Hello Michael, the republican party tends to hold back when it’s beneficial to them, and that’s what makes them a stronger party. They stand together and support each other. In terms of voting, I dont specifically vote for a person, I tend to vote for the party, I am a proud democrat and  I go with the belief as a whole, which can sometimes be a flaw.  The republicans always seem to be aware of the cost benefit calculation as you mentioned. Cost-benefit analysis (CBA) in the federal rulemaking process is the systematic examination, estimation, and comparison of the potential economic costs and benefits resulting from the promulgation of a new rule. (Perkins & Carey, 2017). Senator Ron johnson was one of the voices that emphasized seeing the GOP repeal the Affordable care act if the republican party were to win the white house, house of rep and senate majorities in 2024. He also stated that the republicans were being strategic in obstructing president Bidens and the democrat’s agenda, and that was a goal they set. (Wang, 2022)

References

Perkins, D. W., & Carey, M. P. (2017, April 12). Cost-benefit analysis and Financial Regulator Rulemaking. Cost-Benefit Analysis and Financial Regulator Rulemaking. Retrieved September 13, 2022, from https://sgp.fas.org/crs/misc/R44813.pdf

Wang, A. B. (2022, March 7). Sen. Ron Johnson says Obamacare should be repealed if GOP wins power back. The Washington Post. Retrieved September 12, 2022, from https://www.washingtonpost.com/politics/2022/03/07/sen-ron-johnson-obamacare-repeal-gop-majority-midterms-2024/

RE: In Response to your Discussion – Week 3

COLLAPSE

Indeed, health care play a huge role in the elections as Democrats have targeted the Republicans over its decision not to defend ACA in a lawsuit seeking to toss out the law. ACA is shaping the election race and a large part of the debacle in the House can be attributed to health care.

The ACA was a key issue in the 2016 presidential race, with the emerging field of GOP White House hopefuls fine-tuned their campaign rhetoric. When Texas Senator Ted Cruz announced his candidacy, he vowed to repeal “every single word” of the health care law. Governor Bobby Jindal of Louisiana has also promised to repeal the ACA if elected president. Taking a more measured approach, Senator Rand Paul (R-Kentucky) has said that while he would like to see the ACA repealed, he would consider allowing states to run their own health exchanges. This would include his own state’s health insurance marketplace, Kynect. However, according to Kynect’s executive director, Carrie Banahan, the exchange could not function effectively without the individual subsidies and Medicaid expansion, two key components of the health care law. In fact, Kentucky has been recognized as a model for other states with federally run exchanges, with more than 400,000 individuals signing up for health care coverage during the first enrollment period that ended in March 2014, of those who registered, about 75% previously lacked health insurance.

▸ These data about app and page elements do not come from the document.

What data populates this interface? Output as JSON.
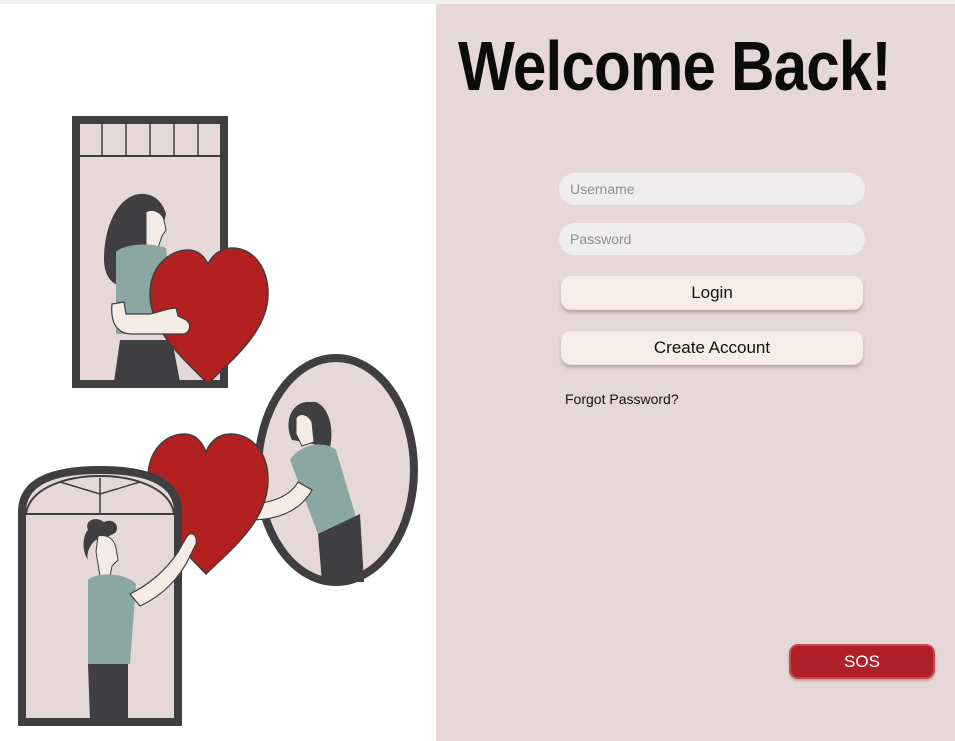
{
  "page": {
    "title": "Welcome Back!"
  },
  "login_form": {
    "username_placeholder": "Username",
    "password_placeholder": "Password",
    "login_label": "Login",
    "create_account_label": "Create Account",
    "forgot_password_label": "Forgot Password?"
  },
  "sos": {
    "label": "SOS"
  },
  "colors": {
    "panel_background": "#e6d8d8",
    "button_background": "#f6ece8",
    "sos_red": "#b0202a",
    "heart_red": "#b22020",
    "frame_dark": "#3f3e40",
    "shirt_teal": "#8aa7a2"
  }
}
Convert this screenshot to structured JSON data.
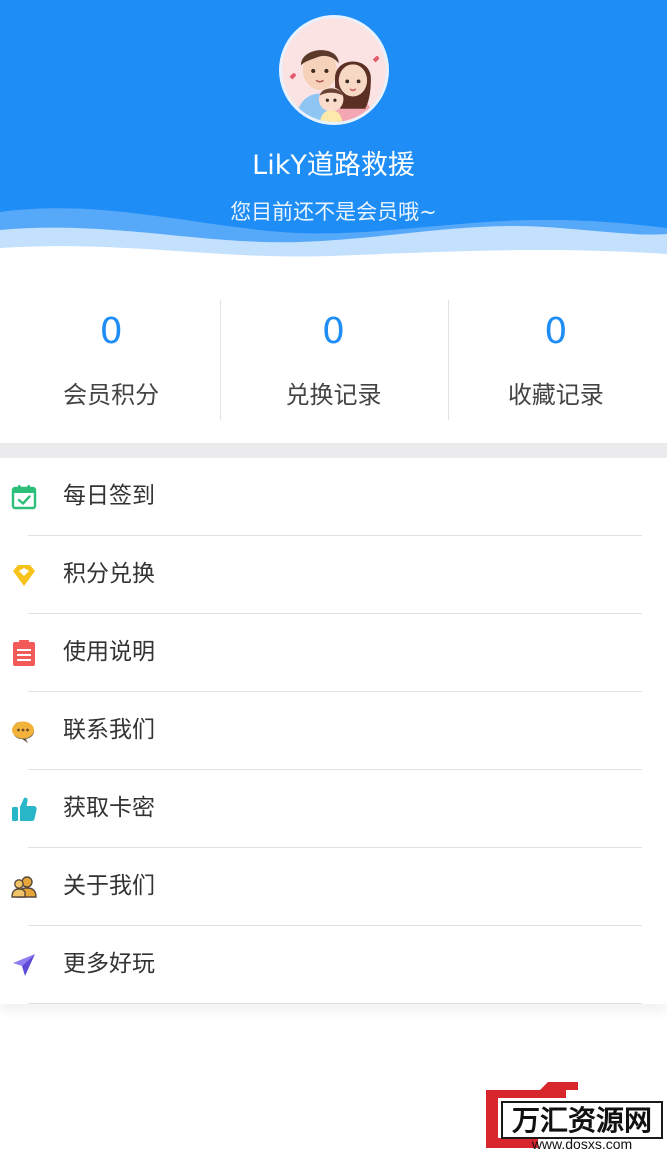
{
  "profile": {
    "username": "LikY道路救援",
    "member_status": "您目前还不是会员哦~"
  },
  "stats": [
    {
      "value": "0",
      "label": "会员积分"
    },
    {
      "value": "0",
      "label": "兑换记录"
    },
    {
      "value": "0",
      "label": "收藏记录"
    }
  ],
  "menu": [
    {
      "label": "每日签到",
      "icon": "calendar-check-icon",
      "color": "#2bbf7a"
    },
    {
      "label": "积分兑换",
      "icon": "diamond-icon",
      "color": "#f7c21b"
    },
    {
      "label": "使用说明",
      "icon": "document-list-icon",
      "color": "#f25a5a"
    },
    {
      "label": "联系我们",
      "icon": "chat-bubble-icon",
      "color": "#f2b33d"
    },
    {
      "label": "获取卡密",
      "icon": "thumbs-up-icon",
      "color": "#27b7c9"
    },
    {
      "label": "关于我们",
      "icon": "people-icon",
      "color": "#e8a53a"
    },
    {
      "label": "更多好玩",
      "icon": "paper-plane-icon",
      "color": "#6c5ce7"
    }
  ],
  "watermark": {
    "text": "万汇资源网",
    "url_text": "www.dosxs.com"
  },
  "colors": {
    "accent": "#1e8df5",
    "divider": "#e1e1e1",
    "section_gap": "#ebebed"
  }
}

REFERENCES

Dranove D, Garthwaite C, Ody C. Uncompensated care decreased at hospitals in Medicaid expansion states but not at hospitals in no expansion states. Health Aff (Millwood) 2016;35(8):1471–1479. 

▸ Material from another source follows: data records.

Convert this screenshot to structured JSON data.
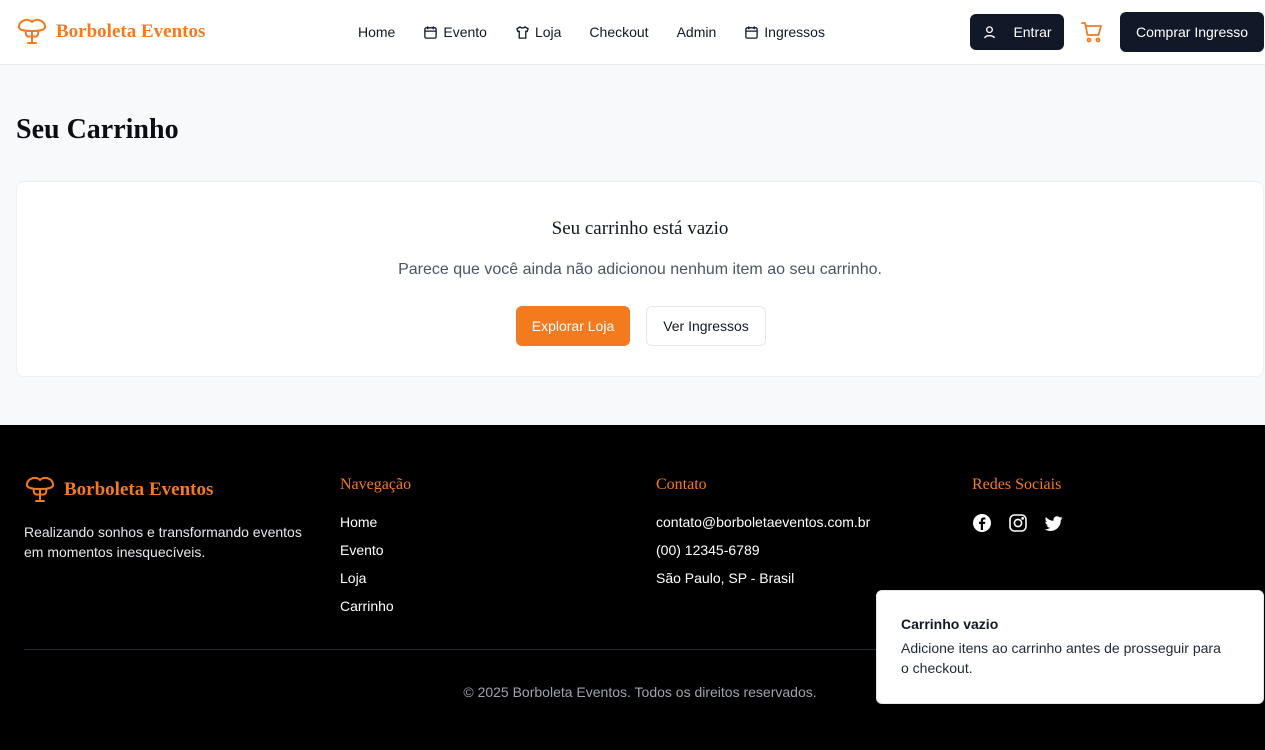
{
  "header": {
    "brand": "Borboleta Eventos",
    "nav": [
      {
        "label": "Home",
        "icon": ""
      },
      {
        "label": "Evento",
        "icon": "calendar-icon"
      },
      {
        "label": "Loja",
        "icon": "shirt-icon"
      },
      {
        "label": "Checkout",
        "icon": ""
      },
      {
        "label": "Admin",
        "icon": ""
      },
      {
        "label": "Ingressos",
        "icon": "calendar-icon"
      }
    ],
    "login_label": "Entrar",
    "buy_label": "Comprar Ingresso"
  },
  "main": {
    "title": "Seu Carrinho",
    "empty_title": "Seu carrinho está vazio",
    "empty_subtitle": "Parece que você ainda não adicionou nenhum item ao seu carrinho.",
    "explore_label": "Explorar Loja",
    "tickets_label": "Ver Ingressos"
  },
  "footer": {
    "brand": "Borboleta Eventos",
    "tagline": "Realizando sonhos e transformando eventos em momentos inesquecíveis.",
    "nav_title": "Navegação",
    "nav_links": [
      "Home",
      "Evento",
      "Loja",
      "Carrinho"
    ],
    "contact_title": "Contato",
    "contact": [
      "contato@borboletaeventos.com.br",
      "(00) 12345-6789",
      "São Paulo, SP - Brasil"
    ],
    "social_title": "Redes Sociais",
    "social": [
      "facebook-icon",
      "instagram-icon",
      "twitter-icon"
    ],
    "copyright": "© 2025 Borboleta Eventos. Todos os direitos reservados."
  },
  "toast": {
    "title": "Carrinho vazio",
    "description": "Adicione itens ao carrinho antes de prosseguir para o checkout."
  },
  "colors": {
    "accent": "#f47a20",
    "dark": "#111827",
    "background": "#f8f9fb",
    "footer_bg": "#000000"
  }
}
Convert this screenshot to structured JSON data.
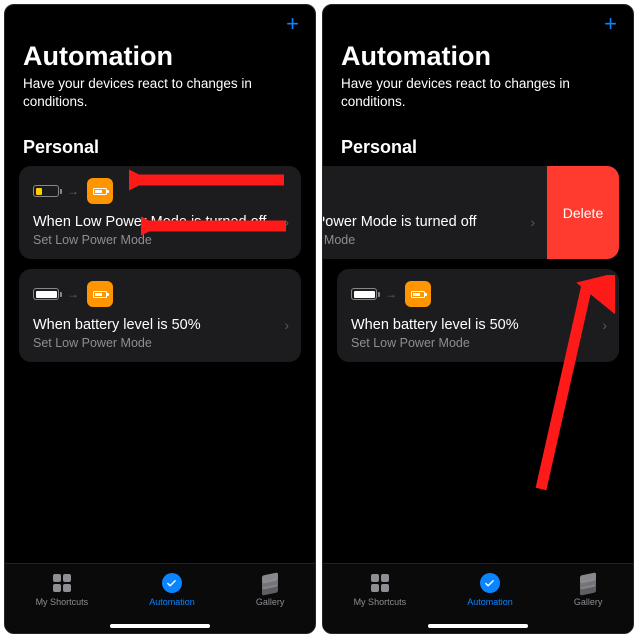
{
  "header": {
    "title": "Automation",
    "subtitle": "Have your devices react to changes in conditions."
  },
  "section_label": "Personal",
  "cards": [
    {
      "title": "When Low Power Mode is turned off",
      "sub": "Set Low Power Mode"
    },
    {
      "title": "When battery level is 50%",
      "sub": "Set Low Power Mode"
    }
  ],
  "shifted_card_title": "Low Power Mode is turned off",
  "shifted_card_sub": "Power Mode",
  "delete_label": "Delete",
  "tabs": {
    "shortcuts": "My Shortcuts",
    "automation": "Automation",
    "gallery": "Gallery"
  },
  "colors": {
    "accent": "#0a84ff",
    "warn": "#ff3b30",
    "orange": "#ff9500"
  }
}
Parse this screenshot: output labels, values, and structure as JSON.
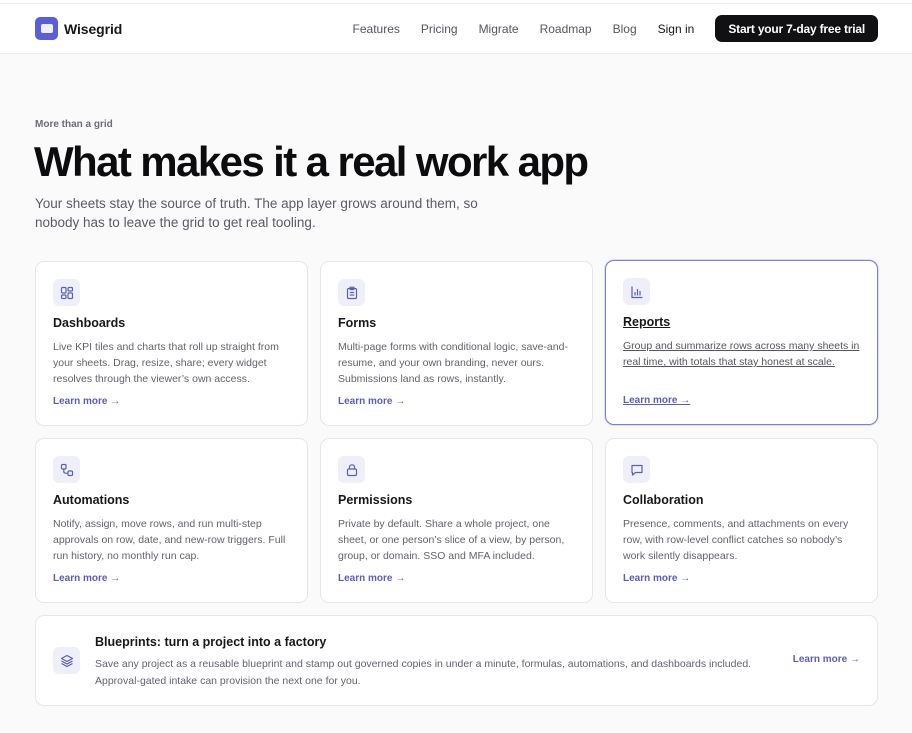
{
  "brand": {
    "name": "Wisegrid",
    "accent": "#5a5fd6"
  },
  "nav": {
    "links": [
      "Features",
      "Pricing",
      "Migrate",
      "Roadmap",
      "Blog"
    ],
    "sign_in": "Sign in",
    "cta": "Start your 7-day free trial"
  },
  "hero": {
    "eyebrow": "More than a grid",
    "title": "What makes it a real work app",
    "lead": "Your sheets stay the source of truth. The app layer grows around them, so nobody has to leave the grid to get real tooling."
  },
  "features": [
    {
      "icon": "grid-icon",
      "title": "Dashboards",
      "desc": "Live KPI tiles and charts that roll up straight from your sheets. Drag, resize, share; every widget resolves through the viewer’s own access.",
      "link": "Learn more →"
    },
    {
      "icon": "clipboard-icon",
      "title": "Forms",
      "desc": "Multi-page forms with conditional logic, save-and-resume, and your own branding, never ours. Submissions land as rows, instantly.",
      "link": "Learn more →"
    },
    {
      "icon": "bar-chart-icon",
      "title": "Reports",
      "desc": "Group and summarize rows across many sheets in real time, with totals that stay honest at scale.",
      "link": "Learn more →"
    },
    {
      "icon": "workflow-icon",
      "title": "Automations",
      "desc": "Notify, assign, move rows, and run multi-step approvals on row, date, and new-row triggers. Full run history, no monthly run cap.",
      "link": "Learn more →"
    },
    {
      "icon": "lock-icon",
      "title": "Permissions",
      "desc": "Private by default. Share a whole project, one sheet, or one person’s slice of a view, by person, group, or domain. SSO and MFA included.",
      "link": "Learn more →"
    },
    {
      "icon": "chat-icon",
      "title": "Collaboration",
      "desc": "Presence, comments, and attachments on every row, with row-level conflict catches so nobody’s work silently disappears.",
      "link": "Learn more →"
    }
  ],
  "blueprint": {
    "icon": "layers-icon",
    "title": "Blueprints: turn a project into a factory",
    "desc": "Save any project as a reusable blueprint and stamp out governed copies in under a minute, formulas, automations, and dashboards included. Approval-gated intake can provision the next one for you.",
    "link": "Learn more →"
  }
}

Martin AB, Hartman M, Washington B, Catlin A National Health Expenditure Accounts Team. National health spending: faster growth in 2015 as coverage expands and utilization increases. Health Aff (Millwood) 2016;36(1):166–176. 

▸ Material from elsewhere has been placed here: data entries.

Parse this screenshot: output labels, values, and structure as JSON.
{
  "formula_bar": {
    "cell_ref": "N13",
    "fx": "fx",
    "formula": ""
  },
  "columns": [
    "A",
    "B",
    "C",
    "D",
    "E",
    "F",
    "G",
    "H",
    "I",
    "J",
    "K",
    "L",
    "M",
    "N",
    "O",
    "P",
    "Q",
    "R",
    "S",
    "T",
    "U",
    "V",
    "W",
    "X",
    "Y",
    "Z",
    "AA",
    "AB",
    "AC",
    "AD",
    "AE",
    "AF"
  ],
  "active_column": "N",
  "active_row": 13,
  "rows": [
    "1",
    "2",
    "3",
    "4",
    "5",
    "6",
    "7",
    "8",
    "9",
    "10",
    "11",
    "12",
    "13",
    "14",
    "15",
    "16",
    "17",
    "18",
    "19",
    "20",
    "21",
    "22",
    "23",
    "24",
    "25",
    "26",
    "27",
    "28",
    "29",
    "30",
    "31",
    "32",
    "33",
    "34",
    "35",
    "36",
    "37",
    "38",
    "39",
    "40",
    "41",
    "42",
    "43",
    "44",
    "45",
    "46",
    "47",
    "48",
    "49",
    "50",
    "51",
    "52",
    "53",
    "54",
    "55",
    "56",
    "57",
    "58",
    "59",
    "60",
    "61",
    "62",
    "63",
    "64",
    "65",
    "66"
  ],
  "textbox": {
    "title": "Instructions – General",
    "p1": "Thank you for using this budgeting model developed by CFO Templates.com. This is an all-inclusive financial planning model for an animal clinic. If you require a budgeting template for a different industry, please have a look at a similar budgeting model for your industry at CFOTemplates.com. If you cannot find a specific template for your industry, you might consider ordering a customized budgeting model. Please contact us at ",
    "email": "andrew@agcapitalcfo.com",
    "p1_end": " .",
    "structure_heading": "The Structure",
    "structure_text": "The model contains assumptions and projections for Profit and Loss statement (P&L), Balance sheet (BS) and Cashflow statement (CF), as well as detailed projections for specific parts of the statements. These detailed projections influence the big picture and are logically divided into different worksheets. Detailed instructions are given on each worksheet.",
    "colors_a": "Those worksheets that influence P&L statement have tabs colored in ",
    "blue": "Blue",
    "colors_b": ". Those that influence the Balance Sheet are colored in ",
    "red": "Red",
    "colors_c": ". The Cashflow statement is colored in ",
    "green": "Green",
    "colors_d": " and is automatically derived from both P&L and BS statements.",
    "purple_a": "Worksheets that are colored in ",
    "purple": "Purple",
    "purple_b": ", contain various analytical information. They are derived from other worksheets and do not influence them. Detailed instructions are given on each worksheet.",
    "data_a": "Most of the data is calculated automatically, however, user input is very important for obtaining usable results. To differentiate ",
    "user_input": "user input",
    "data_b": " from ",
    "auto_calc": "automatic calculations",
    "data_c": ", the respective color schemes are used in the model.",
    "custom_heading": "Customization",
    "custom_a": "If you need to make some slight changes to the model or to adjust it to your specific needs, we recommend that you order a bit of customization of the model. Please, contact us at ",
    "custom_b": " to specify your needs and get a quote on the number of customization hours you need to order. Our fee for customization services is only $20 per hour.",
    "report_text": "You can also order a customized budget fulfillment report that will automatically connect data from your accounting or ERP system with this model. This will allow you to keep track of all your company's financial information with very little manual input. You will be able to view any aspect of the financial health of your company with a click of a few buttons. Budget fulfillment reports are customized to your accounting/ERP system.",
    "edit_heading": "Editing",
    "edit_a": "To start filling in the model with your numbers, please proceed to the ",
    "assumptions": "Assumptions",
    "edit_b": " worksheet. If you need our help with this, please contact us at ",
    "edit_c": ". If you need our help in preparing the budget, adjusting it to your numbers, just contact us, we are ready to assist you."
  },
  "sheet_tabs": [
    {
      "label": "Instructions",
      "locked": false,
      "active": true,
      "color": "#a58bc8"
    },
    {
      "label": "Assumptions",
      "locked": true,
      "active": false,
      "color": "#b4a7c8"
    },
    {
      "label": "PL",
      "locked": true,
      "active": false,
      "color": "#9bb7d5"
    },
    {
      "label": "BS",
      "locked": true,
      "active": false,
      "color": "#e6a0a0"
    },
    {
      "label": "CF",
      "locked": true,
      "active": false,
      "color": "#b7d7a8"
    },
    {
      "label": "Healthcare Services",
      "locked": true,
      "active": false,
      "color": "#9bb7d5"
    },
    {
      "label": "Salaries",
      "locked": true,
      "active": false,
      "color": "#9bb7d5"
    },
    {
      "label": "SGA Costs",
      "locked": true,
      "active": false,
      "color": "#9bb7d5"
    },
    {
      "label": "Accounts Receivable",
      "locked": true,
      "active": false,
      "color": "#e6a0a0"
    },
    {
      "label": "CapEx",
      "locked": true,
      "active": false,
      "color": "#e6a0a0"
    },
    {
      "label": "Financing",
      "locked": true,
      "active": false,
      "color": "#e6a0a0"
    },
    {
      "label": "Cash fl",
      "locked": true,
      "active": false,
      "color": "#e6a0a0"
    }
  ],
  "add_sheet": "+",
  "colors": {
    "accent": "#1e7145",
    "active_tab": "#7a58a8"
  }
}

Saltzman E, Eibner C. Donald Trump’s Health Care Reform Proposals: Anticipated Effects on Insurance Coverage, Out-of-Pocket Costs, and the Federal Deficit. Washington, DC: Commonwealth Fund; 2016.